## Task to carry out:
Could you reproduce every entry that follows, exactly as shown?

## Source material:
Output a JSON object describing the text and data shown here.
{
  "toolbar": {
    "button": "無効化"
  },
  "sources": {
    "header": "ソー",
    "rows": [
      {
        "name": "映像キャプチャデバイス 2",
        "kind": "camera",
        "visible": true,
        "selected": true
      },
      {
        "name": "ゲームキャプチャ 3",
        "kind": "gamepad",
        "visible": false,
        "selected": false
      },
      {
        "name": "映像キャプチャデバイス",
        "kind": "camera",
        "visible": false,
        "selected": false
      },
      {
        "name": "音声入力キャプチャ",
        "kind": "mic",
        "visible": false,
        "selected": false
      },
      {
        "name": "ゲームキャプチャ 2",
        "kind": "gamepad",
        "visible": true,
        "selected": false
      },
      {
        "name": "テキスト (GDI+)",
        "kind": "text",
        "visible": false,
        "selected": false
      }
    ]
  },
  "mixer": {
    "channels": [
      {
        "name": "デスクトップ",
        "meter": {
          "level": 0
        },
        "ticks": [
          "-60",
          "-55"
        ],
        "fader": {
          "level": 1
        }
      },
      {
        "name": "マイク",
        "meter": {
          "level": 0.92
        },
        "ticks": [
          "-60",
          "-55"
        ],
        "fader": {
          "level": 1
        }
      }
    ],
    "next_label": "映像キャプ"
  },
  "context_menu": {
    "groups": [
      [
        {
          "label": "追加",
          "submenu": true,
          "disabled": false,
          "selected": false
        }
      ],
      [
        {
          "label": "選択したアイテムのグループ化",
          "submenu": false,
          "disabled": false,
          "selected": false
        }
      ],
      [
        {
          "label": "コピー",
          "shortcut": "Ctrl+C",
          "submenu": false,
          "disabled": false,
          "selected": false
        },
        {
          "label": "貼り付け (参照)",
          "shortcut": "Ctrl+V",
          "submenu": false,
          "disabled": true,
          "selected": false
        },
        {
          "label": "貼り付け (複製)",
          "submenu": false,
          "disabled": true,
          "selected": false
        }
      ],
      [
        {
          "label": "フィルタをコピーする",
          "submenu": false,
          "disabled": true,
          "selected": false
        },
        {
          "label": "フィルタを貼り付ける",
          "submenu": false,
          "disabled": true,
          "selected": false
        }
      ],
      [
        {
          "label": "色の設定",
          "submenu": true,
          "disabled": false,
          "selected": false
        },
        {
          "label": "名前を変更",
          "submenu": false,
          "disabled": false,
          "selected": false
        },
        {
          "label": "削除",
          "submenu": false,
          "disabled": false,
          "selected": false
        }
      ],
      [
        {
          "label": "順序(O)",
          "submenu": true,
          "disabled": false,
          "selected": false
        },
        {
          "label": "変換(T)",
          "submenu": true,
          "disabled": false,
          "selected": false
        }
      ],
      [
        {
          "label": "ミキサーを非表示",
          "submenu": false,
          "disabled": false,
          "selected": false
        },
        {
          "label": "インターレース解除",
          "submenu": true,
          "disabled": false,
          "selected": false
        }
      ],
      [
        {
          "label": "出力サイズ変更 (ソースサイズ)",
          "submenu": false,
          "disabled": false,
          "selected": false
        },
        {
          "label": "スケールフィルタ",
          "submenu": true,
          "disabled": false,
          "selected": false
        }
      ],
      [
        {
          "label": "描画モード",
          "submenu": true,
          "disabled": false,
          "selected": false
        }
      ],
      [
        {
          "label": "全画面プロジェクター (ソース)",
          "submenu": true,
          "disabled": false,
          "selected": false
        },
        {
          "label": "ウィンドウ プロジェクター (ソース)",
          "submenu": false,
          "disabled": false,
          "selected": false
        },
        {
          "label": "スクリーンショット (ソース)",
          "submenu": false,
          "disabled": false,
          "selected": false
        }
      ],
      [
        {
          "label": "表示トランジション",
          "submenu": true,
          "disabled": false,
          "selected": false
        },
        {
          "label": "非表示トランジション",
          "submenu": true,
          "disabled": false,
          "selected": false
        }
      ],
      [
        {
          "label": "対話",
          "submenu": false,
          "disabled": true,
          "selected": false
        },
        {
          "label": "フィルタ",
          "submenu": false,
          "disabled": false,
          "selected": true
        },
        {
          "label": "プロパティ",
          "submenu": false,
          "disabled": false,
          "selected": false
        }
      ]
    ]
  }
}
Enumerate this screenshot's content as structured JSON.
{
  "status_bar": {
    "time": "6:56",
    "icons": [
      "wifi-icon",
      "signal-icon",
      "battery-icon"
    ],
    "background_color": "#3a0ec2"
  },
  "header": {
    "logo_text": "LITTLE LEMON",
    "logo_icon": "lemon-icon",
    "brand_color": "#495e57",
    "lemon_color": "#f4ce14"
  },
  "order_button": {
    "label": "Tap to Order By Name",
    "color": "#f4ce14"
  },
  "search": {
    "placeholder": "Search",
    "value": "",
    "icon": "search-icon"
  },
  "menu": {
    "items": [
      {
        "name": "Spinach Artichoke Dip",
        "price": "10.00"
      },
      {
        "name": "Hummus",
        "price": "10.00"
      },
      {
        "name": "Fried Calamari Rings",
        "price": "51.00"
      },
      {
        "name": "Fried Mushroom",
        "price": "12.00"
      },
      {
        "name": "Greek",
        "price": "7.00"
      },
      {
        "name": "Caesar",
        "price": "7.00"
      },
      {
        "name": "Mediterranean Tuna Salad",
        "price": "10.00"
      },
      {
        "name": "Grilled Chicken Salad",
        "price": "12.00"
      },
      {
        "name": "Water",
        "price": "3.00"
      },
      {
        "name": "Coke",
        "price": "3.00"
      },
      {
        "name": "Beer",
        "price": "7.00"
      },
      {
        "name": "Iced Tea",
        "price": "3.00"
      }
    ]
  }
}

## Reply:
Output a JSON object describing the text and data shown here.
{
  "toolbar": {
    "button": "無効化"
  },
  "sources": {
    "header": "ソー",
    "rows": [
      {
        "name": "映像キャプチャデバイス 2",
        "kind": "camera",
        "visible": true,
        "selected": true
      },
      {
        "name": "ゲームキャプチャ 3",
        "kind": "gamepad",
        "visible": false,
        "selected": false
      },
      {
        "name": "映像キャプチャデバイス",
        "kind": "camera",
        "visible": false,
        "selected": false
      },
      {
        "name": "音声入力キャプチャ",
        "kind": "mic",
        "visible": false,
        "selected": false
      },
      {
        "name": "ゲームキャプチャ 2",
        "kind": "gamepad",
        "visible": true,
        "selected": false
      },
      {
        "name": "テキスト (GDI+)",
        "kind": "text",
        "visible": false,
        "selected": false
      }
    ]
  },
  "mixer": {
    "channels": [
      {
        "name": "デスクトップ",
        "meter": {
          "level": 0
        },
        "ticks": [
          "-60",
          "-55"
        ],
        "fader": {
          "level": 1
        }
      },
      {
        "name": "マイク",
        "meter": {
          "level": 0.92
        },
        "ticks": [
          "-60",
          "-55"
        ],
        "fader": {
          "level": 1
        }
      }
    ],
    "next_label": "映像キャプ"
  },
  "context_menu": {
    "groups": [
      [
        {
          "label": "追加",
          "submenu": true,
          "disabled": false,
          "selected": false
        }
      ],
      [
        {
          "label": "選択したアイテムのグループ化",
          "submenu": false,
          "disabled": false,
          "selected": false
        }
      ],
      [
        {
          "label": "コピー",
          "shortcut": "Ctrl+C",
          "submenu": false,
          "disabled": false,
          "selected": false
        },
        {
          "label": "貼り付け (参照)",
          "shortcut": "Ctrl+V",
          "submenu": false,
          "disabled": true,
          "selected": false
        },
        {
          "label": "貼り付け (複製)",
          "submenu": false,
          "disabled": true,
          "selected": false
        }
      ],
      [
        {
          "label": "フィルタをコピーする",
          "submenu": false,
          "disabled": true,
          "selected": false
        },
        {
          "label": "フィルタを貼り付ける",
          "submenu": false,
          "disabled": true,
          "selected": false
        }
      ],
      [
        {
          "label": "色の設定",
          "submenu": true,
          "disabled": false,
          "selected": false
        },
        {
          "label": "名前を変更",
          "submenu": false,
          "disabled": false,
          "selected": false
        },
        {
          "label": "削除",
          "submenu": false,
          "disabled": false,
          "selected": false
        }
      ],
      [
        {
          "label": "順序(O)",
          "submenu": true,
          "disabled": false,
          "selected": false
        },
        {
          "label": "変換(T)",
          "submenu": true,
          "disabled": false,
          "selected": false
        }
      ],
      [
        {
          "label": "ミキサーを非表示",
          "submenu": false,
          "disabled": false,
          "selected": false
        },
        {
          "label": "インターレース解除",
          "submenu": true,
          "disabled": false,
          "selected": false
        }
      ],
      [
        {
          "label": "出力サイズ変更 (ソースサイズ)",
          "submenu": false,
          "disabled": false,
          "selected": false
        },
        {
          "label": "スケールフィルタ",
          "submenu": true,
          "disabled": false,
          "selected": false
        }
      ],
      [
        {
          "label": "描画モード",
          "submenu": true,
          "disabled": false,
          "selected": false
        }
      ],
      [
        {
          "label": "全画面プロジェクター (ソース)",
          "submenu": true,
          "disabled": false,
          "selected": false
        },
        {
          "label": "ウィンドウ プロジェクター (ソース)",
          "submenu": false,
          "disabled": false,
          "selected": false
        },
        {
          "label": "スクリーンショット (ソース)",
          "submenu": false,
          "disabled": false,
          "selected": false
        }
      ],
      [
        {
          "label": "表示トランジション",
          "submenu": true,
          "disabled": false,
          "selected": false
        },
        {
          "label": "非表示トランジション",
          "submenu": true,
          "disabled": false,
          "selected": false
        }
      ],
      [
        {
          "label": "対話",
          "submenu": false,
          "disabled": true,
          "selected": false
        },
        {
          "label": "フィルタ",
          "submenu": false,
          "disabled": false,
          "selected": true
        },
        {
          "label": "プロパティ",
          "submenu": false,
          "disabled": false,
          "selected": false
        }
      ]
    ]
  }
}
Enumerate this screenshot's content as structured JSON.
{
  "status_bar": {
    "time": "6:56",
    "icons": [
      "wifi-icon",
      "signal-icon",
      "battery-icon"
    ],
    "background_color": "#3a0ec2"
  },
  "header": {
    "logo_text": "LITTLE LEMON",
    "logo_icon": "lemon-icon",
    "brand_color": "#495e57",
    "lemon_color": "#f4ce14"
  },
  "order_button": {
    "label": "Tap to Order By Name",
    "color": "#f4ce14"
  },
  "search": {
    "placeholder": "Search",
    "value": "",
    "icon": "search-icon"
  },
  "menu": {
    "items": [
      {
        "name": "Spinach Artichoke Dip",
        "price": "10.00"
      },
      {
        "name": "Hummus",
        "price": "10.00"
      },
      {
        "name": "Fried Calamari Rings",
        "price": "51.00"
      },
      {
        "name": "Fried Mushroom",
        "price": "12.00"
      },
      {
        "name": "Greek",
        "price": "7.00"
      },
      {
        "name": "Caesar",
        "price": "7.00"
      },
      {
        "name": "Mediterranean Tuna Salad",
        "price": "10.00"
      },
      {
        "name": "Grilled Chicken Salad",
        "price": "12.00"
      },
      {
        "name": "Water",
        "price": "3.00"
      },
      {
        "name": "Coke",
        "price": "3.00"
      },
      {
        "name": "Beer",
        "price": "7.00"
      },
      {
        "name": "Iced Tea",
        "price": "3.00"
      }
    ]
  }
}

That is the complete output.